You might have read news of the cloning of sheep or cattle with amused interest. But how would you feel if somebody `cloned' your mobile phone? Technology is finally rearing up its dark side. Along with the proliferation of technological innovations, this era also marks the birth of the new-age IT criminals in a big way, with the latest technology fraud being cell phone cloning. Cell phone cloning is a technique wherein security data from one cell phone is transferred into another phone. The other cell phone becomes the exact replica of the original cell phone like a clone. As a result, while calls can be made from both phones, only the original is billed. Though communication channels are equipped with security algorithms, yet cloners get away with the help of loop holes in systems. So when one gets huge bills, the chances are that the phone is being cloned. This paper describes about the cell phone cloning with implementation in GSM and CDMA technology phones. It gives an insight into the security mechanism in CDMA and GSM phones along with the loop holes in the systems and discusses on the different ways of preventing this cloning. Moreover, the future threat of this fraud is being elaborated.
Remember Dolly the lamb, cloned from a six-year-old ewe in 1997, by a group of researchers at the Roslin Institute in Scotland? While the debate on the ethics of cloning continues, human race, for the first time, are faced with a more tangible and harmful version of cloning and this time it is your cell phone that is the target. Millions of cell phones users, be it GSM or CDMA, run at risk of having their phones cloned. As a cell phone user if you have been receiving exorbitantly high bills for calls that were never placed, chances are that your cell phone could be cloned. Unfortunately, there is no way the subscriber can detect cloning. Events like call dropping or anomalies in monthly bills can act as tickers. According to media reports, recently the Delhi (India) police arrested a person with 20 cell- phones, a laptop, a SIM scanner, and a writer. The accused was running an exchange illegally wherein he cloned CDMA based cell phones. He used software named Patagonia for the cloning and provided cheap international calls to Indian immigrants in West Asia.

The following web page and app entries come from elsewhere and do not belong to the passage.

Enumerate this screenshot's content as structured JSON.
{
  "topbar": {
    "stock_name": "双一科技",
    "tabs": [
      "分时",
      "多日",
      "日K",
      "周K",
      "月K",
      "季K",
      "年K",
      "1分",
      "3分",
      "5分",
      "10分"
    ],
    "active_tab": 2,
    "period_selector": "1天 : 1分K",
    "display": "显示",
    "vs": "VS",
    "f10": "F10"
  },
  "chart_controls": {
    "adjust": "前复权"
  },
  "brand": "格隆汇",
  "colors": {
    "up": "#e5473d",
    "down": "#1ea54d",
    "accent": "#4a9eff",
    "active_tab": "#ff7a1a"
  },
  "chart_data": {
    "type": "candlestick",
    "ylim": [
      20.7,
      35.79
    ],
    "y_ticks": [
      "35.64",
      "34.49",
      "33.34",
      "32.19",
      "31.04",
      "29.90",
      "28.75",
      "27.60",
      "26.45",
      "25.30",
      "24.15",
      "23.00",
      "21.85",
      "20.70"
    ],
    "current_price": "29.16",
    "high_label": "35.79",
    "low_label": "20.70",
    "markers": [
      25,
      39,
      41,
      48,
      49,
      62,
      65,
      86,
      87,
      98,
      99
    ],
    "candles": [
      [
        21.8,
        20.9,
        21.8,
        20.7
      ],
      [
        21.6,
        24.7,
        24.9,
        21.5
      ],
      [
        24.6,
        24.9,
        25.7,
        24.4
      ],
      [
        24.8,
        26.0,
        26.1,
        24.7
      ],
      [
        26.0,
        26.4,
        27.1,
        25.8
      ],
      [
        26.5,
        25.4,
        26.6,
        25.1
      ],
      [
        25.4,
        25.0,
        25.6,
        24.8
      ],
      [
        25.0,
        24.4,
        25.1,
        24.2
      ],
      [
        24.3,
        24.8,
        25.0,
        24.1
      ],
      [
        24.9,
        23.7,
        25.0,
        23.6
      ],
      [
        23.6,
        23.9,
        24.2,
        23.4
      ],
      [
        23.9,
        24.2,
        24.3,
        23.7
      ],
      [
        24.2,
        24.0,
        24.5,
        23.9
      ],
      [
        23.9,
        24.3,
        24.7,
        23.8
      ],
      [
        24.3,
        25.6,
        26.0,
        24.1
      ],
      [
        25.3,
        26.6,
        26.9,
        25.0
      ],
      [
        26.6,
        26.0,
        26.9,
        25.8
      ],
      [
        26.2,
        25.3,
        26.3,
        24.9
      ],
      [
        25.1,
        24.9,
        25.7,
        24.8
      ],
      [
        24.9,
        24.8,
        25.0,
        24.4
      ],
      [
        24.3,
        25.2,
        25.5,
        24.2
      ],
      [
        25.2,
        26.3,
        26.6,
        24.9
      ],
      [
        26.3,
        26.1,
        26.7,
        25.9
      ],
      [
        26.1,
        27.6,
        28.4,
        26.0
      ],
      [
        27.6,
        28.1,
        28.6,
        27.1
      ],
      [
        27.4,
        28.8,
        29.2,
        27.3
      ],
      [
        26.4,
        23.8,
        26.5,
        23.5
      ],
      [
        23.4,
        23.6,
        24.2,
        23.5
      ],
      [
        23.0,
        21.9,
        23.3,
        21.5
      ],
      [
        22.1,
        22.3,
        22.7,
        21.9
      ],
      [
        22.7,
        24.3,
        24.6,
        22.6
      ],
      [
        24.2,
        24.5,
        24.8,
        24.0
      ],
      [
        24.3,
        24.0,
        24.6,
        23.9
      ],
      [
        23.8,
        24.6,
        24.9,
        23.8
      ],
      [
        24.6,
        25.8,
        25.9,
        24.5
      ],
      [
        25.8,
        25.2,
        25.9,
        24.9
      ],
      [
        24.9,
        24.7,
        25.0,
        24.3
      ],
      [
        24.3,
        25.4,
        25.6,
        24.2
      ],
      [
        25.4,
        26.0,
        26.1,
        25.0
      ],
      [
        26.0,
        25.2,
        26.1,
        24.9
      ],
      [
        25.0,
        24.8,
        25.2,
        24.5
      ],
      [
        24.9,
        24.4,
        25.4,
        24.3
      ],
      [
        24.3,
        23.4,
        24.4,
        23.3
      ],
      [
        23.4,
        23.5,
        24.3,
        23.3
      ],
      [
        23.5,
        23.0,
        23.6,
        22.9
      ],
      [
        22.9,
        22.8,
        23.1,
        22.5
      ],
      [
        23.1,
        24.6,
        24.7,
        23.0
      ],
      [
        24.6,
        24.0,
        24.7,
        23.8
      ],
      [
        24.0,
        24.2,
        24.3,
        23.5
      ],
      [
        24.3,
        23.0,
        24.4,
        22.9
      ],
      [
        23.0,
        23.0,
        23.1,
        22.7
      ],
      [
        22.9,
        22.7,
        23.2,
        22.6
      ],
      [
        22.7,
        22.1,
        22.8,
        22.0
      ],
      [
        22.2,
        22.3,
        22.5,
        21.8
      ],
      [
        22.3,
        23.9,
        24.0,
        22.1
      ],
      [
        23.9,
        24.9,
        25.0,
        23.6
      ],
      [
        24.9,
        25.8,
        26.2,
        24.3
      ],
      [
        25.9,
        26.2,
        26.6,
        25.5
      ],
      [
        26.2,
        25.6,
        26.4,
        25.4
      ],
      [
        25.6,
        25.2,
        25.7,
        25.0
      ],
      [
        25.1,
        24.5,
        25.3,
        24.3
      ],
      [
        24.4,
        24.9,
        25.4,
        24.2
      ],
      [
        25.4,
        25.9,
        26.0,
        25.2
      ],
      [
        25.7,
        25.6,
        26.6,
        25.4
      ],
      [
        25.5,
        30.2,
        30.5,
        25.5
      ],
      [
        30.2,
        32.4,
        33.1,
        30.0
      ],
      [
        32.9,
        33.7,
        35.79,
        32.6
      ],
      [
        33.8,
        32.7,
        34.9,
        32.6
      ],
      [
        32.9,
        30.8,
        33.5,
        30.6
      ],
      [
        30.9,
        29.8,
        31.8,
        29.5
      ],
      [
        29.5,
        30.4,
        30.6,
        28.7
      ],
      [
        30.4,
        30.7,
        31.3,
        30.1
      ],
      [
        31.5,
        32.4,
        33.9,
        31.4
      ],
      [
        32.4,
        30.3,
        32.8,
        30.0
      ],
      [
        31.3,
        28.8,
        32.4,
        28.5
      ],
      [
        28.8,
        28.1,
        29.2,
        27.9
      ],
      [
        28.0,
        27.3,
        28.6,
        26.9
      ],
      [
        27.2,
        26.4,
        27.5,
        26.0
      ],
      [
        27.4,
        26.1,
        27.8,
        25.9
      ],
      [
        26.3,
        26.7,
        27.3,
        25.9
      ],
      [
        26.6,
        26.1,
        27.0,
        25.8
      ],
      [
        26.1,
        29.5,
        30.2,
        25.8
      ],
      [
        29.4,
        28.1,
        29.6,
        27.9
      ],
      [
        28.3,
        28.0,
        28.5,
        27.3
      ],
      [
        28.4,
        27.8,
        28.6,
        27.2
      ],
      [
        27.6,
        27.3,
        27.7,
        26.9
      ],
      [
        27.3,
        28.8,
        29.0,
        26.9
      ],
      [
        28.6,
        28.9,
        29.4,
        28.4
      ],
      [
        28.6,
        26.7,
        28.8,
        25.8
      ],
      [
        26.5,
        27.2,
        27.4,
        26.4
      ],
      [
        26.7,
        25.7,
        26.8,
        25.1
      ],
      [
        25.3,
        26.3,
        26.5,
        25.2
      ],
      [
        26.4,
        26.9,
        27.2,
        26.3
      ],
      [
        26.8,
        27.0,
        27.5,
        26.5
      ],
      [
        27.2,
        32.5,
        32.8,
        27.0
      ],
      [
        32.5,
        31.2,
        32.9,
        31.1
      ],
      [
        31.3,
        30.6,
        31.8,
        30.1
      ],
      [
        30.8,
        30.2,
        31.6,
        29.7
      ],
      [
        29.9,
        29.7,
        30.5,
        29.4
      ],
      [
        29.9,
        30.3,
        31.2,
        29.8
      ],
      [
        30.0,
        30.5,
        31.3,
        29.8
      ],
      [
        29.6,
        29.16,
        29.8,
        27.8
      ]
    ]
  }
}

2. How cell phone works?
Cell phones send radio frequency transmissions through the air on two distinct channels, one for voice communications and the other for control signals. When a cellular phone makes a call, it normally transmits its Electronic Security Number (ESN), Mobile Identification Number (MIN), its Station Class Mark (SCM) and the number called in a short burst of data. This burst is the short buzz you hear after you press the SEND button and before the tower catches the data. These four things are the components the cellular provider uses to ensure that the phone is programmed to be billed and that it also has the identity of both the customer and the phone. MIN and ESN is collectively known as the ‘Pair’ which is used for the cell phone identification. When the cell site receives the pair signal, it determines if the requester is a legitimate registered user by comparing the requestor's pair to a cellular subscriber list. Once the cellular telephone's pair has been recognized, the cell site emits a control signal to permit the subscriber to place calls at will. This process, known as Anonymous Registration, is carried out each time the telephone is turned on or picked up by a new cell site.
3. Security Vulnerabilities in Cell Phone.
Your cellular telephone has three major security vulnerabilities: • Monitoring of your conversations while using the phone. • Your phone being turned into a microphone to monitor conversations in the vicinity of your phone while the phone is inactive. • Cloning or the use of your phone number by others to make calls that...